New University of Oxford research reveals the causes of the consistently spiralling cost overruns associated with the Olympic Games and proposes that cities avoid hosting them altogether.
The authors’ findings and proposed strategies to reduce costs come as Tokyo wrestles with the impact of postponing its event to 2021, which could make the most expensive Games yet.
Previous research by lead author Bent Flyvbjerg , professor of major programme management at Saïd Business School , has established that all Olympic Games experience significant cost overrun, averaging 172% over budget.
The authors, Professor Flyvbjerg and Dr Alexander Budzier, set out the reasons why hosting the Olympics is so problematic, detailing the flaws of a megaproject like no other.
For hosts, there is no option to reverse their decision, no chance to save on costs by trading off budget against schedule and a legal obligation to cover all costs. Meanwhile, the International Olympic Committee (IOC) incurs no costs itself, no matter how much the project may overrun.
Our data show that the expenses of hosting the Olympics are ever increasing; we are now seeing costs of double-digit billions
The authors also uncover a startling finding: rather than a ’regression to the mean’ in Olympic cost overruns over time, there is what they term a ’regression to the tail’ - with overruns for individual Games so variable that the possible outcomes for host nations stretch into infinity.
’Deep disasters such as earthquakes, tsunamis, pandemics, and wars tend to follow this type of distribution,’ the authors state.
Professor Flyvbjerg said: ’After Beijing, which came in just over budget, many Olympic supporters liked to see cost overruns as a thing of the past: we show that this is not true. Our data show that the expenses of hosting the Olympics are ever increasing; we are now seeing costs of double-digit billions.
’The IOC’s Agenda 2020 claims to have identified $1bn-2bn in cost savings for each Games; our data show that this is hardly a drop in the ocean.
’The idea that learning from previous games (the Olympic Games Knowledge Management Programme), which started with Sydney 2000, would remove the pain from hosting is thoroughly disproven. In this sense the programme must be seen as a failure.’
The authors propose six solutions to save future Olympic hosts from cost overruns:
- Hosts and the IOC must understand the true risks of hosting the Games
- Larger and more realistic cost contingencies should be established
- The IOC should have ’skin in the game’ when it comes to cost, minimum 10%, preferably more
- The seven-year delivery cycle of the Games should be shortened to reduce risk
- Semi-permanent host locations should be considered, or, alternatively, two successive Games should be given to the same host, so facilities could be used twice.
Their sixth recommendation is for cities to simply avoid hosting the Games in the first place.
The authors say: ’The high average cost overrun for the Games, combined with the existence of extreme values, should be cause for caution for anyone considering hosting the Games.
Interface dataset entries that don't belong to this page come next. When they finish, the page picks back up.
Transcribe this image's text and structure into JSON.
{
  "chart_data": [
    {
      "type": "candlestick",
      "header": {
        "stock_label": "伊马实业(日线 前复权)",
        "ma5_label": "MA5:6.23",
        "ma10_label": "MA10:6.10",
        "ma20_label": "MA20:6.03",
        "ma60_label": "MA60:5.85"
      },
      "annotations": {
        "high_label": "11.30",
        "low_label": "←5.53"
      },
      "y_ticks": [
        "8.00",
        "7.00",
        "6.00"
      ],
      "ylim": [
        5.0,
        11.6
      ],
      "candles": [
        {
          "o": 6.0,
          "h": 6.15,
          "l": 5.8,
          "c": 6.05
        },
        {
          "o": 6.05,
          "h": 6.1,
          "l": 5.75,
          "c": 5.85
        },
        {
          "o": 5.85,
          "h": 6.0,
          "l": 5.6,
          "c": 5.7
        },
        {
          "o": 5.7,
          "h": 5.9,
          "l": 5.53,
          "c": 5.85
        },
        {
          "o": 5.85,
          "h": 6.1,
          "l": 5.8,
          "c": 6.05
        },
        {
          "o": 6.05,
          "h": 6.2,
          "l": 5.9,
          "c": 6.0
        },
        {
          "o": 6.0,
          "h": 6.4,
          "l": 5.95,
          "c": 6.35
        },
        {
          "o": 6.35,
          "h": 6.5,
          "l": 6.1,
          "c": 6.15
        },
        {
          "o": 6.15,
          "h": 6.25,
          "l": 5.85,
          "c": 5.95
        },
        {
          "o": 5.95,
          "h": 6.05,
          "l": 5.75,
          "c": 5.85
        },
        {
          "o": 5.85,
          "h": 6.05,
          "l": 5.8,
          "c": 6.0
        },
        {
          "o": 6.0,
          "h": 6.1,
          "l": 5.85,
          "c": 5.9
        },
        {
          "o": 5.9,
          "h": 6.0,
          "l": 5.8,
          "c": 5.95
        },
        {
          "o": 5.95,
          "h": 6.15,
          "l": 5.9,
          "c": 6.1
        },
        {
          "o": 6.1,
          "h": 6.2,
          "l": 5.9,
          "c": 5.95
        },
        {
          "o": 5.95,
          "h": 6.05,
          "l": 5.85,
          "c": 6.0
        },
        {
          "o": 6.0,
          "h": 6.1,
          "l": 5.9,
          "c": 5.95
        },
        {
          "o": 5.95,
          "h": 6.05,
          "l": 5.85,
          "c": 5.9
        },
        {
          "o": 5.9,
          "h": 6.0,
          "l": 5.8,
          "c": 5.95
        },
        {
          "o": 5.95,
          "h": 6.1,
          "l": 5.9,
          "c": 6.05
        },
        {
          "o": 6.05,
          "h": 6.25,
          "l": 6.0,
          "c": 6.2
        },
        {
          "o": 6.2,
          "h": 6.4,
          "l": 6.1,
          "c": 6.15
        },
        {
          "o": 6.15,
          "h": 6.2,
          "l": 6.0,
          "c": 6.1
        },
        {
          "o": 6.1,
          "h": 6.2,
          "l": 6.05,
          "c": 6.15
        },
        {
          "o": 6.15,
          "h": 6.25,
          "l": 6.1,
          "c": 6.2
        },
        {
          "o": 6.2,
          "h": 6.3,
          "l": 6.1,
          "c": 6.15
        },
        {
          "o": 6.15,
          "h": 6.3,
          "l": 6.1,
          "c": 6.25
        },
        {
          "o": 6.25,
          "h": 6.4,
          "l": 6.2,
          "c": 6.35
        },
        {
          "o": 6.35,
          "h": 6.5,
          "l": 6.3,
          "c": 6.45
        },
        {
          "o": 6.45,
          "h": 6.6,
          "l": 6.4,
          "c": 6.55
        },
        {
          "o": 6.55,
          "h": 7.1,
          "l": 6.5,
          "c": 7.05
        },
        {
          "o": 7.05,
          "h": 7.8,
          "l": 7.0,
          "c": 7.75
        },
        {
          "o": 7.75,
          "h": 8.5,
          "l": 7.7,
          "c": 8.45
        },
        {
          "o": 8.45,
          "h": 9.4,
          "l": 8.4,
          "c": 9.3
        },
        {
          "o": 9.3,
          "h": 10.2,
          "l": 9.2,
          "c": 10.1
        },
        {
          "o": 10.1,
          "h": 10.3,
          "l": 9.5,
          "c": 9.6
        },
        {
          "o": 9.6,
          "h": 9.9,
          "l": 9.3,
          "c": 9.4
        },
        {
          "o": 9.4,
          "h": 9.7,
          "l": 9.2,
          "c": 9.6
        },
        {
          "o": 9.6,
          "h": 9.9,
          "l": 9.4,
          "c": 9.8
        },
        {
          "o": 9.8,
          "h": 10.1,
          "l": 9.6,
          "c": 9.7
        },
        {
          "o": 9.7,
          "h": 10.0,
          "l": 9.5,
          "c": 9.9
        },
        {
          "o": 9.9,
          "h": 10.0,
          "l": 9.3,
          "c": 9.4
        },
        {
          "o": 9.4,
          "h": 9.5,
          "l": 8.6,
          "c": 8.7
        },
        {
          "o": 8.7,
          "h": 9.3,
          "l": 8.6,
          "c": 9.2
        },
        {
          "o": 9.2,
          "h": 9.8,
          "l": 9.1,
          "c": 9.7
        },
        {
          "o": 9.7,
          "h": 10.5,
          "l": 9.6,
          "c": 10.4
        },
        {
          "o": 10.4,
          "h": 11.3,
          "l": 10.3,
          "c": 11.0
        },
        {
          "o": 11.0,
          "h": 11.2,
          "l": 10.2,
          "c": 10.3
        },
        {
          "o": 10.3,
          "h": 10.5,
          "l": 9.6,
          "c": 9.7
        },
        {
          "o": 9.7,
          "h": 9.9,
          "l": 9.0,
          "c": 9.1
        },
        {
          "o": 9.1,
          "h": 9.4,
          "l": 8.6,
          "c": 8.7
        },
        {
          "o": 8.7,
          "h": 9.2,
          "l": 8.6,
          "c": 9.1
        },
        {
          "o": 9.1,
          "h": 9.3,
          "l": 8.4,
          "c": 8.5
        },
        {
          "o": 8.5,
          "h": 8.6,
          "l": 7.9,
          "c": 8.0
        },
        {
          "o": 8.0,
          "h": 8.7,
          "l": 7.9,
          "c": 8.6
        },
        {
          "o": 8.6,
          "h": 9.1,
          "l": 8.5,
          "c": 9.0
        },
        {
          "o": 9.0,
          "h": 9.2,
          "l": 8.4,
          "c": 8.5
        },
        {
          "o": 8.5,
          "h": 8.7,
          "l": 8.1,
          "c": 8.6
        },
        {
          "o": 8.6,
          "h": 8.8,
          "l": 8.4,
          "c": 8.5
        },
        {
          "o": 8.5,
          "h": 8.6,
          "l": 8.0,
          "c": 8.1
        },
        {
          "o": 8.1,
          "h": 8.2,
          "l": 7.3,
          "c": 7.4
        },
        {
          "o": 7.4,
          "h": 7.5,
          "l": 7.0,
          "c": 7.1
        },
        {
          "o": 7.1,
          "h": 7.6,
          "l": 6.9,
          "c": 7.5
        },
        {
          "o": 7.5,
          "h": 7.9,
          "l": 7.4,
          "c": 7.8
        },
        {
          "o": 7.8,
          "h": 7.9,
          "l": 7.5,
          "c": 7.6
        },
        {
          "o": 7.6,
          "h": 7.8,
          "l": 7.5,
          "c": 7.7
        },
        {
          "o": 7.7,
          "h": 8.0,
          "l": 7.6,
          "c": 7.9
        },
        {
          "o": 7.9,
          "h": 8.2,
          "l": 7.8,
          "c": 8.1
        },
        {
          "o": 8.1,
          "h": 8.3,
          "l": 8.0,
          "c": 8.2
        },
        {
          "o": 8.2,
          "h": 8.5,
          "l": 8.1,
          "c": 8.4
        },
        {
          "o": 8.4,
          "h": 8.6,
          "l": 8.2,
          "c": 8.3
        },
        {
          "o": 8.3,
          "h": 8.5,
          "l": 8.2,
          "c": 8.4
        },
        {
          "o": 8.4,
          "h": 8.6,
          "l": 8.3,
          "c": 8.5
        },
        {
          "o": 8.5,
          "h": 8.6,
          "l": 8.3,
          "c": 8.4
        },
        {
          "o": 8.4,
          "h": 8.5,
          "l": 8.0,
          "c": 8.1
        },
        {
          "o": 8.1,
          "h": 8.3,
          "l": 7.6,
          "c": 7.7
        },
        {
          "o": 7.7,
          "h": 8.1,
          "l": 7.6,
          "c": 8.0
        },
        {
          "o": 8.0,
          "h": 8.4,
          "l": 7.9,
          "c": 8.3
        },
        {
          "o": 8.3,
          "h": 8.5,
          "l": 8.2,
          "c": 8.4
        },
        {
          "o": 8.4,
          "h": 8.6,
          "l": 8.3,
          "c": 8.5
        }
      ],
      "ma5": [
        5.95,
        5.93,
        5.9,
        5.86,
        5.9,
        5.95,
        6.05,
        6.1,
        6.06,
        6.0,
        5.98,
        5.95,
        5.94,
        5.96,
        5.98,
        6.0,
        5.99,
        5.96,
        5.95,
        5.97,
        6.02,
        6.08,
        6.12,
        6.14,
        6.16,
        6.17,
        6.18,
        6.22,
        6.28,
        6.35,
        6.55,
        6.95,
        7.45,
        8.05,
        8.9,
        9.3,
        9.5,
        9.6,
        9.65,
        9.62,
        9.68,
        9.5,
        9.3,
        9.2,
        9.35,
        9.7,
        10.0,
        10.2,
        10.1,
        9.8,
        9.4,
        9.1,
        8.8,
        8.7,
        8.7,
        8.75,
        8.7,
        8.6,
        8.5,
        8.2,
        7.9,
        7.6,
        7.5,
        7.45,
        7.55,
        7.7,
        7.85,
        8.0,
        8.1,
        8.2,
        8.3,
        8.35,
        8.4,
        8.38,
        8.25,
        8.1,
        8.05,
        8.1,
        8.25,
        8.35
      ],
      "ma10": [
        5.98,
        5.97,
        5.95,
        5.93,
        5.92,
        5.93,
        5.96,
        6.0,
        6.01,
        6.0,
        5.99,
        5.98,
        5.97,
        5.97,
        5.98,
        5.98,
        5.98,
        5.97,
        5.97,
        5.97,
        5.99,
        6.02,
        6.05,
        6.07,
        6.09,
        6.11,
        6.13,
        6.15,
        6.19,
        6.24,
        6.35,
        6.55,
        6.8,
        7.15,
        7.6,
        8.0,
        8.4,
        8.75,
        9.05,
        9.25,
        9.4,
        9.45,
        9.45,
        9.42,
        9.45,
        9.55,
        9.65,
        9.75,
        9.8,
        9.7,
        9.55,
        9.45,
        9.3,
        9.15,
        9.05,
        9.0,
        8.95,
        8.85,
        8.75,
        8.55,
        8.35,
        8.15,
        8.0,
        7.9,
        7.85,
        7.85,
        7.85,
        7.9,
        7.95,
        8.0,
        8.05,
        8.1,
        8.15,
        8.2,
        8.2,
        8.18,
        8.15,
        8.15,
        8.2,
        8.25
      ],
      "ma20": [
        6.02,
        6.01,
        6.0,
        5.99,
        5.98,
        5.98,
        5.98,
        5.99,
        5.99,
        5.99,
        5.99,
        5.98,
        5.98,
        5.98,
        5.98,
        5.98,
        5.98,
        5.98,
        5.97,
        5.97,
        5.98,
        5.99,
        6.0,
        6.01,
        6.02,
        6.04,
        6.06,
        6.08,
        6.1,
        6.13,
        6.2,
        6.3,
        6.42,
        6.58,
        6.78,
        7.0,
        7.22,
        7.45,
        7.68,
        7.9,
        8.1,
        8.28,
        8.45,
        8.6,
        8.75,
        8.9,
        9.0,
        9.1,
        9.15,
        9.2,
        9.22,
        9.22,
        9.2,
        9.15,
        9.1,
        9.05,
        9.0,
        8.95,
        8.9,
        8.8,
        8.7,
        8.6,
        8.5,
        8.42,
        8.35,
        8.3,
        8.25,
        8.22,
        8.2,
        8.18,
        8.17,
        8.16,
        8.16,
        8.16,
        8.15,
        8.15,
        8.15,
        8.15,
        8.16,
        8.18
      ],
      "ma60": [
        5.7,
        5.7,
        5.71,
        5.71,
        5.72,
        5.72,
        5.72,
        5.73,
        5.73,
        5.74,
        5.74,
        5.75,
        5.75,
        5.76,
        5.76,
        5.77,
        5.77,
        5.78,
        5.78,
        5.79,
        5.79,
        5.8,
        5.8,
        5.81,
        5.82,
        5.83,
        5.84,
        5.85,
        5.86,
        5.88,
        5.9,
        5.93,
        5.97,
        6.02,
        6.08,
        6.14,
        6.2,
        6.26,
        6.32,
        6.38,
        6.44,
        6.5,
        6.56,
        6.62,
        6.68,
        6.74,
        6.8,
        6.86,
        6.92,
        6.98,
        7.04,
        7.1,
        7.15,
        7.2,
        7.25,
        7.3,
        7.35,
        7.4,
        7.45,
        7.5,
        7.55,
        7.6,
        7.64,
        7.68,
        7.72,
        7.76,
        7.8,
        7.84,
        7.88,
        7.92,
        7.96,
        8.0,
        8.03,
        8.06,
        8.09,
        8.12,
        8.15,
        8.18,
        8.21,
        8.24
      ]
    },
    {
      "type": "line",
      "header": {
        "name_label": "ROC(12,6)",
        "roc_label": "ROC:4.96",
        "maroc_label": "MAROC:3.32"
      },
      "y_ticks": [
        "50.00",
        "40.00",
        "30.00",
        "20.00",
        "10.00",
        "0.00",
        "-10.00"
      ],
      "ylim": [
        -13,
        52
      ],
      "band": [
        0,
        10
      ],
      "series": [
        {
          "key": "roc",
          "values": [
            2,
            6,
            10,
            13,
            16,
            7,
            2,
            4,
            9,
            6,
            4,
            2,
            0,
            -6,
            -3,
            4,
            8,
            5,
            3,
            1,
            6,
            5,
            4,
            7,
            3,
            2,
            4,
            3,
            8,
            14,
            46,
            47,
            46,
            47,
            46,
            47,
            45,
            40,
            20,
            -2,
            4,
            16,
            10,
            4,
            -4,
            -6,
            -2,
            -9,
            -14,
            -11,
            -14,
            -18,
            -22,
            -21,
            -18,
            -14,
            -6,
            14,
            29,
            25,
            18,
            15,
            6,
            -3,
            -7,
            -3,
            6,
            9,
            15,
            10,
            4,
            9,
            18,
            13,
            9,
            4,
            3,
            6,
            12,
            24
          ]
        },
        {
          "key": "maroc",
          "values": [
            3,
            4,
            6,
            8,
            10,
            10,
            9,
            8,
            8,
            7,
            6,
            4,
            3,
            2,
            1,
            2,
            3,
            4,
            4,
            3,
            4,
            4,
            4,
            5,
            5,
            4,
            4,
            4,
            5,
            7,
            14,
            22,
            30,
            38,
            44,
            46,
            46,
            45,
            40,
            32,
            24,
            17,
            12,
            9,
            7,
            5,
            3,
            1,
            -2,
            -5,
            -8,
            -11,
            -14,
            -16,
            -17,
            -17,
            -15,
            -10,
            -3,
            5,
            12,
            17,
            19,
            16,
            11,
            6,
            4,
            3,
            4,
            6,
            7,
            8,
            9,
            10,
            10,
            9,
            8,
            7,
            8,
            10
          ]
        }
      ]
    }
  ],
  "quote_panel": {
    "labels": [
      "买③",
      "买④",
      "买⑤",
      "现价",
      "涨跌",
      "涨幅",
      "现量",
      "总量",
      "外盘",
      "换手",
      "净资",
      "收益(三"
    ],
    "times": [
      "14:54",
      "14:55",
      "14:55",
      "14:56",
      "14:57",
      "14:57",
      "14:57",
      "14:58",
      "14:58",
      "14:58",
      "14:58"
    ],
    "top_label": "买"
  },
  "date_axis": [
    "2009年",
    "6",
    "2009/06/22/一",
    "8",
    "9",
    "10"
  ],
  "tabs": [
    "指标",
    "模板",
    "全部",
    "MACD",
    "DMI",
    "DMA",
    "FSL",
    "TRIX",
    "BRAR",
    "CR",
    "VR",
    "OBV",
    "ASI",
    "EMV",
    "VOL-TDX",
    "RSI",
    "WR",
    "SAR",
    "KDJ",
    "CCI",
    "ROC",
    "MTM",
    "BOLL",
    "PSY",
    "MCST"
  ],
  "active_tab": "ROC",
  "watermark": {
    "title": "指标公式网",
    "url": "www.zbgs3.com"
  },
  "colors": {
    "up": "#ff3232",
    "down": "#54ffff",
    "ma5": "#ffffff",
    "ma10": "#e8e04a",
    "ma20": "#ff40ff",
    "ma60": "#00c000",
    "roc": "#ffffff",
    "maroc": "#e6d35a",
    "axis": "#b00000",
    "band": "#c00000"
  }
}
Such overrun may have fiscal implications for host cities for decades to come.’
Read ’Regression to the Tail: Why the Olympics Blow Up’ in SSRN.